• _Aim of the exercise_
Could you filter the records below and keep only the lines with the word "shop"?

• _Extracted data entries_

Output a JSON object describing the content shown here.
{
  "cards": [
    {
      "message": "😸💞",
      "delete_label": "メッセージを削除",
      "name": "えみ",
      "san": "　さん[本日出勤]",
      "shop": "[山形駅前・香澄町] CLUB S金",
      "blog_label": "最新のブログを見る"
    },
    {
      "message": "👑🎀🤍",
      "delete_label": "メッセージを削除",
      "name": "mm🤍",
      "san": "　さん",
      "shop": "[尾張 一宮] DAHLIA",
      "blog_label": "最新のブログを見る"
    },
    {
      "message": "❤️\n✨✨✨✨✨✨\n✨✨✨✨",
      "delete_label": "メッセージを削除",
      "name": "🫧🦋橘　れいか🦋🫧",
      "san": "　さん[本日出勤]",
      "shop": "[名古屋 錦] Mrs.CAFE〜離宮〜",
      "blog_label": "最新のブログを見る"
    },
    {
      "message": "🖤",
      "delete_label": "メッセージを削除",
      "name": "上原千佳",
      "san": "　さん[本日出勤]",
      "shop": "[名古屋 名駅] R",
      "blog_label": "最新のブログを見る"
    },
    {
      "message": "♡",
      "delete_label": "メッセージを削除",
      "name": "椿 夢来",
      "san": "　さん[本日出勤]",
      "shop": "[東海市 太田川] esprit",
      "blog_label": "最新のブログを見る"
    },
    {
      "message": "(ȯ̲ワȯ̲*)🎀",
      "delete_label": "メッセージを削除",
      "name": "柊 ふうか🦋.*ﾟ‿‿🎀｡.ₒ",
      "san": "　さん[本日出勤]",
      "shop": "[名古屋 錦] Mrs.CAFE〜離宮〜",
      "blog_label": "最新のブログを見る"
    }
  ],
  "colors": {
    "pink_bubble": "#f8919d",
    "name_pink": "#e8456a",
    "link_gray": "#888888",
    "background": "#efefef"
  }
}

• _Task solution_
      "shop": "[山形駅前・香澄町] CLUB S金",
      "shop": "[尾張 一宮] DAHLIA",
      "shop": "[名古屋 錦] Mrs.CAFE〜離宮〜",
      "shop": "[名古屋 名駅] R",
      "shop": "[東海市 太田川] esprit",
      "shop": "[名古屋 錦] Mrs.CAFE〜離宮〜",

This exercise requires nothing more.